Some lines below may hold the string "يناير". Count them and give only the total.
-*-
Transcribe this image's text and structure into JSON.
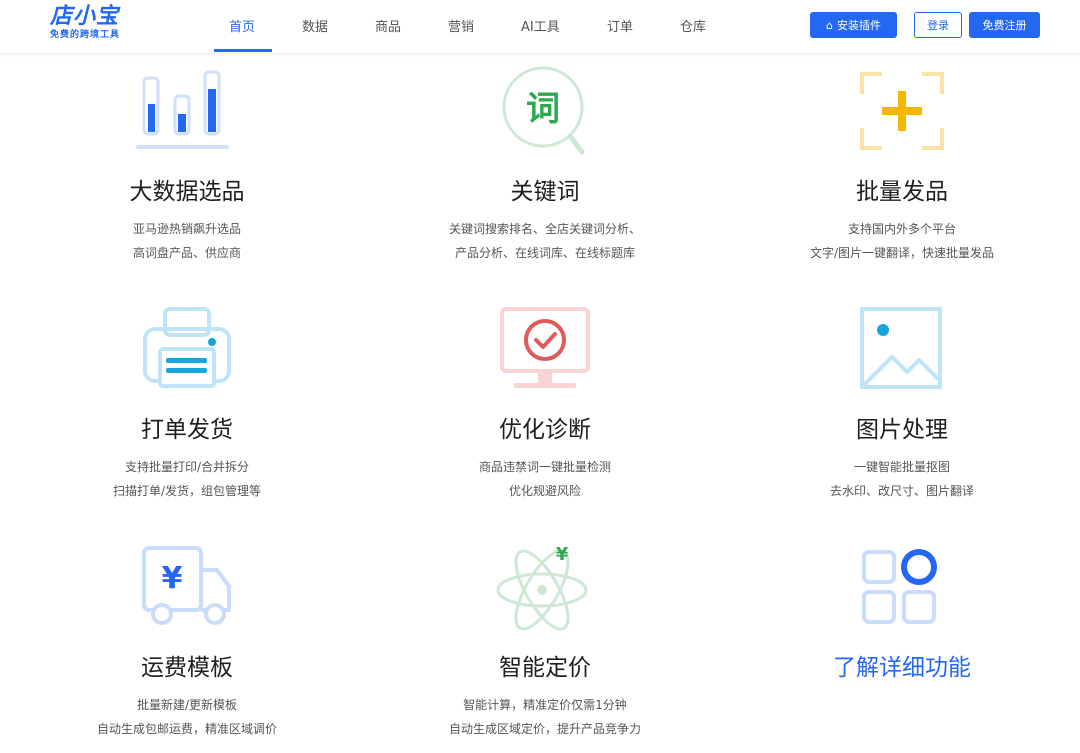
{
  "logo": {
    "name": "店小宝",
    "tagline": "免费的跨境工具"
  },
  "nav": {
    "items": [
      "首页",
      "数据",
      "商品",
      "营销",
      "AI工具",
      "订单",
      "仓库"
    ],
    "active": "首页"
  },
  "header_buttons": {
    "install": "安装插件",
    "login": "登录",
    "register": "免费注册"
  },
  "features": [
    {
      "icon": "bar-chart-icon",
      "title": "大数据选品",
      "lines": [
        "亚马逊热销飙升选品",
        "高词盘产品、供应商"
      ]
    },
    {
      "icon": "keyword-magnifier-icon",
      "icon_text": "词",
      "title": "关键词",
      "lines": [
        "关键词搜索排名、全店关键词分析、",
        "产品分析、在线词库、在线标题库"
      ]
    },
    {
      "icon": "batch-add-icon",
      "title": "批量发品",
      "lines": [
        "支持国内外多个平台",
        "文字/图片一键翻译，快速批量发品"
      ]
    },
    {
      "icon": "printer-icon",
      "title": "打单发货",
      "lines": [
        "支持批量打印/合并拆分",
        "扫描打单/发货，组包管理等"
      ]
    },
    {
      "icon": "monitor-check-icon",
      "title": "优化诊断",
      "lines": [
        "商品违禁词一键批量检测",
        "优化规避风险"
      ]
    },
    {
      "icon": "image-icon",
      "title": "图片处理",
      "lines": [
        "一键智能批量抠图",
        "去水印、改尺寸、图片翻译"
      ]
    },
    {
      "icon": "delivery-truck-icon",
      "icon_text": "¥",
      "title": "运费模板",
      "lines": [
        "批量新建/更新模板",
        "自动生成包邮运费，精准区域调价"
      ]
    },
    {
      "icon": "atom-price-icon",
      "icon_text": "¥",
      "title": "智能定价",
      "lines": [
        "智能计算，精准定价仅需1分钟",
        "自动生成区域定价，提升产品竞争力"
      ]
    },
    {
      "icon": "grid-apps-icon",
      "title": "了解详细功能",
      "lines": []
    }
  ],
  "colors": {
    "brand": "#2468f2",
    "green": "#2fa84f",
    "yellow": "#f5b800",
    "red": "#e05a5a"
  }
}
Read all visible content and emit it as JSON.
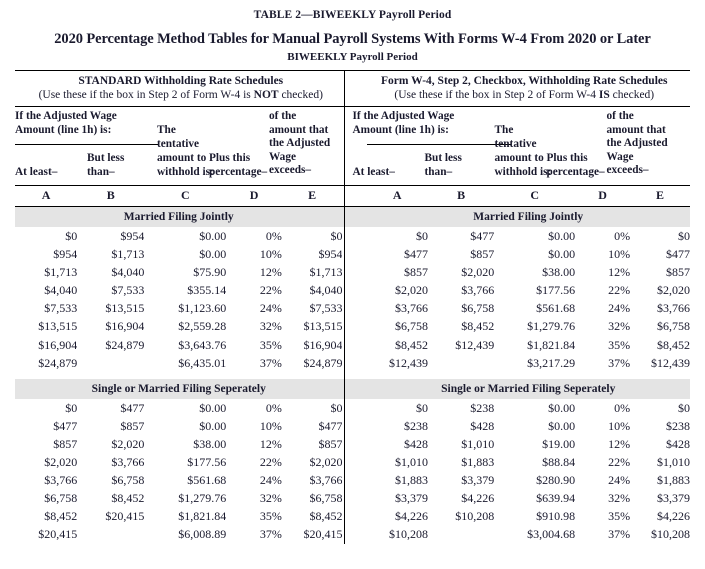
{
  "document": {
    "table_label": "TABLE 2—BIWEEKLY Payroll Period",
    "main_title": "2020 Percentage Method Tables for Manual Payroll Systems With Forms W-4 From 2020 or Later",
    "period_subtitle": "BIWEEKLY Payroll Period"
  },
  "schedules": {
    "left": {
      "title": "STANDARD Withholding Rate Schedules",
      "note_prefix": "(Use these if the box in Step 2 of Form W-4 is ",
      "note_emphasis": "NOT",
      "note_suffix": " checked)"
    },
    "right": {
      "title": "Form W-4, Step 2, Checkbox, Withholding Rate Schedules",
      "note_prefix": "(Use these if the box in Step 2 of Form W-4 ",
      "note_emphasis": "IS",
      "note_suffix": " checked)"
    }
  },
  "column_headers": {
    "adjusted_wage_line1": "If the Adjusted Wage",
    "adjusted_wage_line2": "Amount (line 1h) is:",
    "the": "The",
    "tentative": "tentative",
    "amount_to": "amount to",
    "withhold_is": "withhold is:",
    "plus_this": "Plus this",
    "percentage": "percentage–",
    "of_the": "of the",
    "amount_that": "amount that",
    "the_adjusted": "the Adjusted",
    "wage": "Wage",
    "exceeds": "exceeds–",
    "at_least": "At least–",
    "but_less": "But less",
    "than": "than–"
  },
  "column_letters": [
    "A",
    "B",
    "C",
    "D",
    "E"
  ],
  "sections": [
    {
      "band_label": "Married Filing Jointly",
      "left_rows": [
        [
          "$0",
          "$954",
          "$0.00",
          "0%",
          "$0"
        ],
        [
          "$954",
          "$1,713",
          "$0.00",
          "10%",
          "$954"
        ],
        [
          "$1,713",
          "$4,040",
          "$75.90",
          "12%",
          "$1,713"
        ],
        [
          "$4,040",
          "$7,533",
          "$355.14",
          "22%",
          "$4,040"
        ],
        [
          "$7,533",
          "$13,515",
          "$1,123.60",
          "24%",
          "$7,533"
        ],
        [
          "$13,515",
          "$16,904",
          "$2,559.28",
          "32%",
          "$13,515"
        ],
        [
          "$16,904",
          "$24,879",
          "$3,643.76",
          "35%",
          "$16,904"
        ],
        [
          "$24,879",
          "",
          "$6,435.01",
          "37%",
          "$24,879"
        ]
      ],
      "right_rows": [
        [
          "$0",
          "$477",
          "$0.00",
          "0%",
          "$0"
        ],
        [
          "$477",
          "$857",
          "$0.00",
          "10%",
          "$477"
        ],
        [
          "$857",
          "$2,020",
          "$38.00",
          "12%",
          "$857"
        ],
        [
          "$2,020",
          "$3,766",
          "$177.56",
          "22%",
          "$2,020"
        ],
        [
          "$3,766",
          "$6,758",
          "$561.68",
          "24%",
          "$3,766"
        ],
        [
          "$6,758",
          "$8,452",
          "$1,279.76",
          "32%",
          "$6,758"
        ],
        [
          "$8,452",
          "$12,439",
          "$1,821.84",
          "35%",
          "$8,452"
        ],
        [
          "$12,439",
          "",
          "$3,217.29",
          "37%",
          "$12,439"
        ]
      ]
    },
    {
      "band_label": "Single or Married Filing Seperately",
      "left_rows": [
        [
          "$0",
          "$477",
          "$0.00",
          "0%",
          "$0"
        ],
        [
          "$477",
          "$857",
          "$0.00",
          "10%",
          "$477"
        ],
        [
          "$857",
          "$2,020",
          "$38.00",
          "12%",
          "$857"
        ],
        [
          "$2,020",
          "$3,766",
          "$177.56",
          "22%",
          "$2,020"
        ],
        [
          "$3,766",
          "$6,758",
          "$561.68",
          "24%",
          "$3,766"
        ],
        [
          "$6,758",
          "$8,452",
          "$1,279.76",
          "32%",
          "$6,758"
        ],
        [
          "$8,452",
          "$20,415",
          "$1,821.84",
          "35%",
          "$8,452"
        ],
        [
          "$20,415",
          "",
          "$6,008.89",
          "37%",
          "$20,415"
        ]
      ],
      "right_rows": [
        [
          "$0",
          "$238",
          "$0.00",
          "0%",
          "$0"
        ],
        [
          "$238",
          "$428",
          "$0.00",
          "10%",
          "$238"
        ],
        [
          "$428",
          "$1,010",
          "$19.00",
          "12%",
          "$428"
        ],
        [
          "$1,010",
          "$1,883",
          "$88.84",
          "22%",
          "$1,010"
        ],
        [
          "$1,883",
          "$3,379",
          "$280.90",
          "24%",
          "$1,883"
        ],
        [
          "$3,379",
          "$4,226",
          "$639.94",
          "32%",
          "$3,379"
        ],
        [
          "$4,226",
          "$10,208",
          "$910.98",
          "35%",
          "$4,226"
        ],
        [
          "$10,208",
          "",
          "$3,004.68",
          "37%",
          "$10,208"
        ]
      ]
    }
  ],
  "colors": {
    "band_background": "#e4e4e4",
    "rule": "#000000",
    "text": "#1a1a2e"
  }
}
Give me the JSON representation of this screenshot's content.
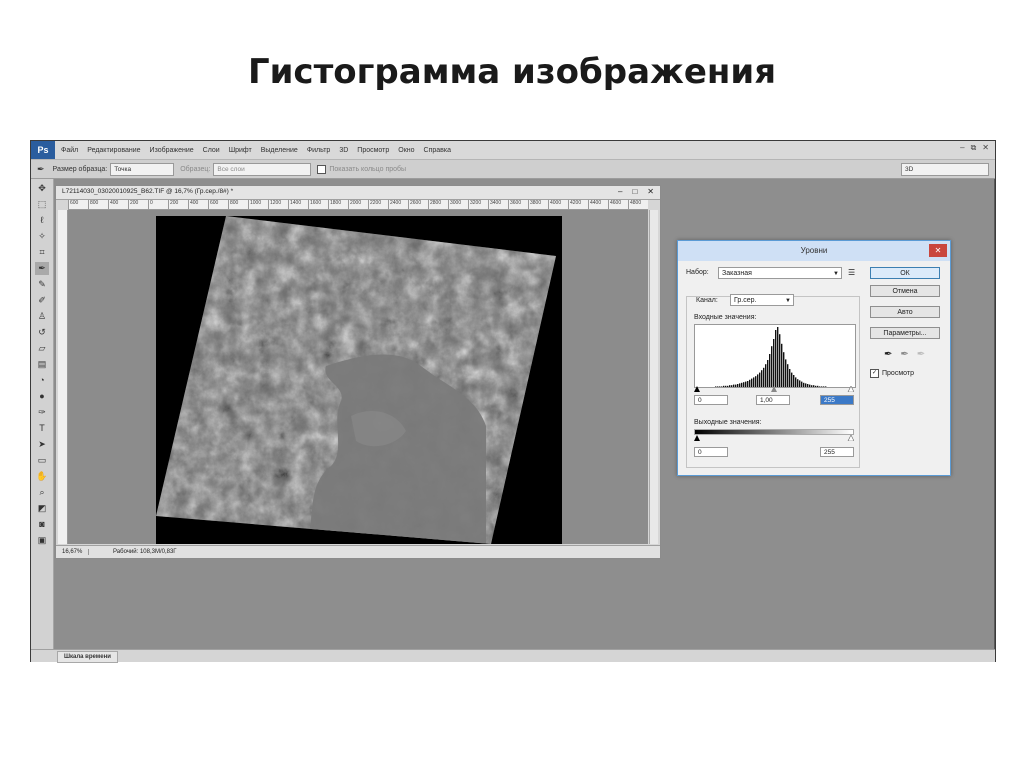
{
  "slide": {
    "title": "Гистограмма изображения"
  },
  "app": {
    "logo": "Ps",
    "menu": [
      "Файл",
      "Редактирование",
      "Изображение",
      "Слои",
      "Шрифт",
      "Выделение",
      "Фильтр",
      "3D",
      "Просмотр",
      "Окно",
      "Справка"
    ],
    "window_controls": [
      "–",
      "⧉",
      "✕"
    ]
  },
  "options_bar": {
    "sample_size_label": "Размер образца:",
    "sample_size_value": "Точка",
    "sample_label": "Образец:",
    "sample_value": "Все слои",
    "show_ring_label": "Показать кольцо пробы",
    "workspace_value": "3D"
  },
  "document": {
    "tab_title": "L72114030_03020010925_B62.TIF @ 16,7% (Гр.сер./8#) *",
    "ruler_ticks": [
      "600",
      "800",
      "400",
      "200",
      "0",
      "200",
      "400",
      "600",
      "800",
      "1000",
      "1200",
      "1400",
      "1600",
      "1800",
      "2000",
      "2200",
      "2400",
      "2600",
      "2800",
      "3000",
      "3200",
      "3400",
      "3600",
      "3800",
      "4000",
      "4200",
      "4400",
      "4600",
      "4800"
    ],
    "zoom": "16,67%",
    "status": "Рабочий: 108,3M/0,83Г"
  },
  "timeline": {
    "tab_label": "Шкала времени"
  },
  "levels": {
    "title": "Уровни",
    "preset_label": "Набор:",
    "preset_value": "Заказная",
    "channel_label": "Канал:",
    "channel_value": "Гр.сер.",
    "input_label": "Входные значения:",
    "input_black": "0",
    "input_gamma": "1,00",
    "input_white": "255",
    "output_label": "Выходные значения:",
    "output_black": "0",
    "output_white": "255",
    "buttons": {
      "ok": "ОК",
      "cancel": "Отмена",
      "auto": "Авто",
      "options": "Параметры..."
    },
    "preview_label": "Просмотр",
    "preview_checked": true
  },
  "histogram_levels": [
    0,
    0,
    0,
    0,
    0,
    0,
    0,
    0,
    0,
    0,
    1,
    1,
    1,
    1,
    2,
    2,
    2,
    3,
    3,
    4,
    4,
    5,
    6,
    7,
    8,
    9,
    10,
    12,
    14,
    16,
    18,
    21,
    24,
    28,
    32,
    38,
    45,
    55,
    68,
    80,
    95,
    100,
    88,
    72,
    58,
    46,
    38,
    30,
    24,
    20,
    16,
    13,
    11,
    9,
    7,
    6,
    5,
    4,
    3,
    3,
    2,
    2,
    1,
    1,
    1,
    1,
    0,
    0,
    0,
    0,
    0,
    0,
    0,
    0,
    0,
    0,
    0,
    0,
    0,
    0
  ]
}
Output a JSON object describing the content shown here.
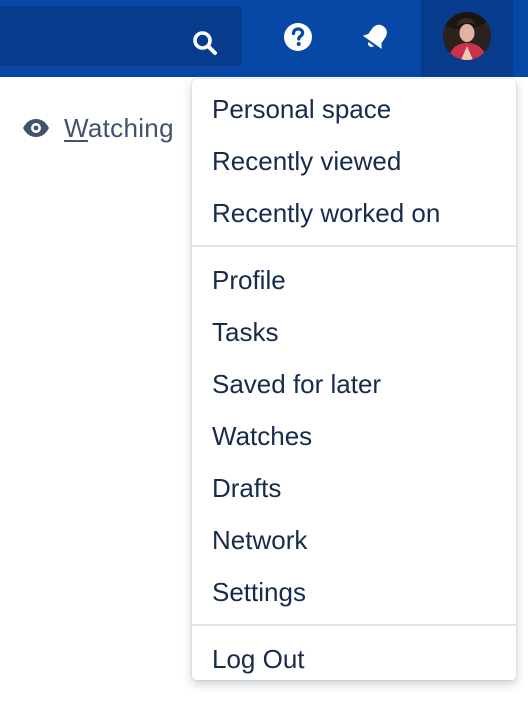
{
  "header": {
    "icons": {
      "search": "search-icon",
      "help": "help-icon",
      "notifications": "bell-icon",
      "avatar": "avatar"
    },
    "colors": {
      "bar": "#0747a6",
      "bar_dark": "#073b8c"
    }
  },
  "watching": {
    "icon": "eye-icon",
    "label_accesskey": "W",
    "label_rest": "atching"
  },
  "menu": {
    "sections": [
      {
        "items": [
          "Personal space",
          "Recently viewed",
          "Recently worked on"
        ]
      },
      {
        "items": [
          "Profile",
          "Tasks",
          "Saved for later",
          "Watches",
          "Drafts",
          "Network",
          "Settings"
        ]
      },
      {
        "items": [
          "Log Out"
        ]
      }
    ]
  }
}
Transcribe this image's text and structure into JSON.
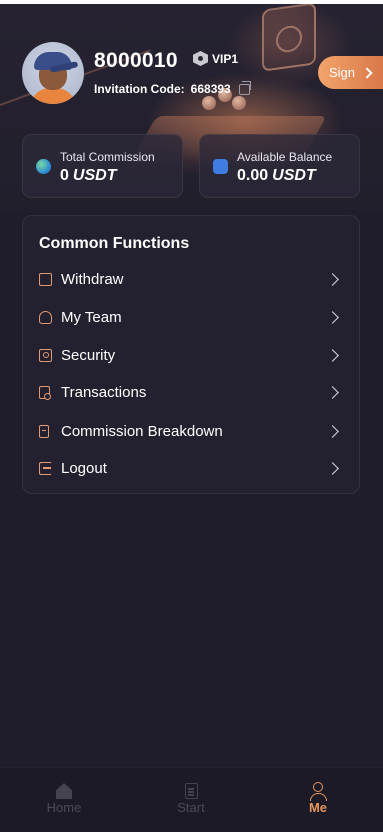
{
  "profile": {
    "username": "8000010",
    "vip": "VIP1",
    "invitation_label": "Invitation Code:",
    "invitation_code": "668393"
  },
  "sign_button": {
    "label": "Sign"
  },
  "stats": {
    "total_commission": {
      "label": "Total Commission",
      "value": "0",
      "unit": "USDT"
    },
    "available_balance": {
      "label": "Available Balance",
      "value": "0.00",
      "unit": "USDT"
    }
  },
  "functions": {
    "title": "Common Functions",
    "items": [
      {
        "label": "Withdraw",
        "icon": "wallet-icon"
      },
      {
        "label": "My Team",
        "icon": "team-icon"
      },
      {
        "label": "Security",
        "icon": "security-icon"
      },
      {
        "label": "Transactions",
        "icon": "transactions-icon"
      },
      {
        "label": "Commission Breakdown",
        "icon": "commission-icon"
      },
      {
        "label": "Logout",
        "icon": "logout-icon"
      }
    ]
  },
  "tabbar": {
    "tabs": [
      {
        "label": "Home",
        "icon": "home-icon",
        "active": false
      },
      {
        "label": "Start",
        "icon": "clipboard-icon",
        "active": false
      },
      {
        "label": "Me",
        "icon": "user-icon",
        "active": true
      }
    ]
  },
  "colors": {
    "background": "#1f1d2b",
    "accent": "#e7955e",
    "sign_gradient_start": "#f2a46a",
    "sign_gradient_end": "#d9784a"
  }
}
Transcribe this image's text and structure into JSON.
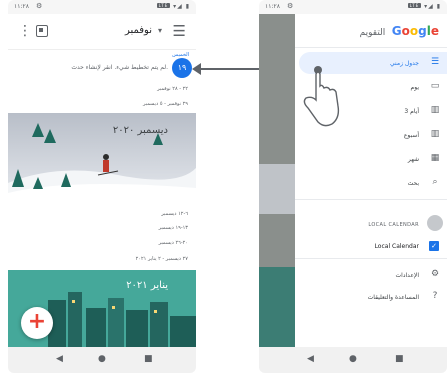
{
  "left_phone": {
    "status": {
      "time": "١١:٢٨",
      "right": "الإشارة"
    },
    "month_label": "نوفمبر",
    "today": {
      "label": "الخميس",
      "day": "١٩",
      "empty_text": "لم يتم تخطيط شيء. انقر لإنشاء حدث."
    },
    "weeks_nov": [
      "٢٢ - ٢٨ نوفمبر",
      "٢٩ نوفمبر - ٥ ديسمبر"
    ],
    "banner_dec": "ديسمبر ٢٠٢٠",
    "weeks_dec": [
      "٦-١٢ ديسمبر",
      "١٣-١٩ ديسمبر",
      "٢٠-٢٦ ديسمبر",
      "٢٧ ديسمبر - ٢ يناير ٢٠٢١"
    ],
    "banner_jan": "يناير ٢٠٢١",
    "fab_label": "+"
  },
  "right_phone": {
    "app_name": "التقويم",
    "logo": [
      "G",
      "o",
      "o",
      "g",
      "l",
      "e"
    ],
    "logo_colors": [
      "#4285f4",
      "#ea4335",
      "#fbbc05",
      "#4285f4",
      "#34a853",
      "#ea4335"
    ],
    "items": [
      {
        "label": "جدول زمني",
        "icon": "schedule-icon",
        "glyph": "☰"
      },
      {
        "label": "يوم",
        "icon": "day-icon",
        "glyph": "▭"
      },
      {
        "label": "3 أيام",
        "icon": "three-day-icon",
        "glyph": "▥"
      },
      {
        "label": "أسبوع",
        "icon": "week-icon",
        "glyph": "▥"
      },
      {
        "label": "شهر",
        "icon": "month-icon",
        "glyph": "▦"
      },
      {
        "label": "بحث",
        "icon": "search-icon",
        "glyph": "⌕"
      }
    ],
    "local_header": "LOCAL CALENDAR",
    "local_calendar": "Local Calendar",
    "settings": "الإعدادات",
    "help": "المساعدة والتعليقات"
  }
}
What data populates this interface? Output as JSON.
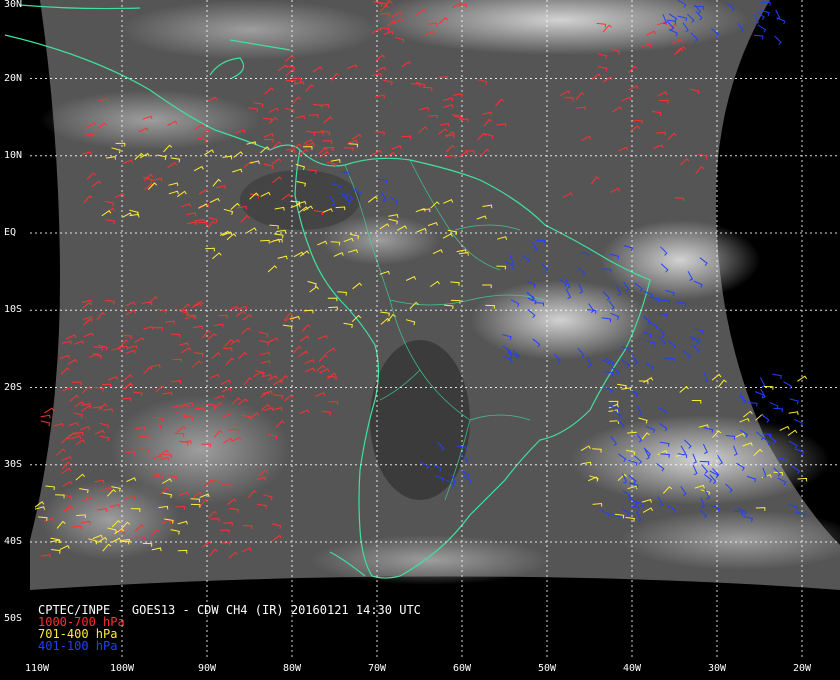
{
  "caption": {
    "title": "CPTEC/INPE - GOES13 - CDW CH4 (IR) 20160121 14:30 UTC",
    "legend": [
      {
        "label": "1000-700 hPa",
        "color": "#ff3030"
      },
      {
        "label": "701-400 hPa",
        "color": "#ffee33"
      },
      {
        "label": "401-100 hPa",
        "color": "#2040ff"
      }
    ]
  },
  "lat_labels": [
    {
      "text": "30N",
      "lat": 30
    },
    {
      "text": "20N",
      "lat": 20
    },
    {
      "text": "10N",
      "lat": 10
    },
    {
      "text": "EQ",
      "lat": 0
    },
    {
      "text": "10S",
      "lat": -10
    },
    {
      "text": "20S",
      "lat": -20
    },
    {
      "text": "30S",
      "lat": -30
    },
    {
      "text": "40S",
      "lat": -40
    },
    {
      "text": "50S",
      "lat": -50
    }
  ],
  "lon_labels": [
    {
      "text": "110W",
      "lon": -110
    },
    {
      "text": "100W",
      "lon": -100
    },
    {
      "text": "90W",
      "lon": -90
    },
    {
      "text": "80W",
      "lon": -80
    },
    {
      "text": "70W",
      "lon": -70
    },
    {
      "text": "60W",
      "lon": -60
    },
    {
      "text": "50W",
      "lon": -50
    },
    {
      "text": "40W",
      "lon": -40
    },
    {
      "text": "30W",
      "lon": -30
    },
    {
      "text": "20W",
      "lon": -20
    }
  ],
  "colors": {
    "coastline": "#40e0a0",
    "grid": "#ffffff",
    "low_level": "#ff3030",
    "mid_level": "#ffee33",
    "high_level": "#2040ff"
  }
}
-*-
- RESPONSE TO THIS EXERCISE -
2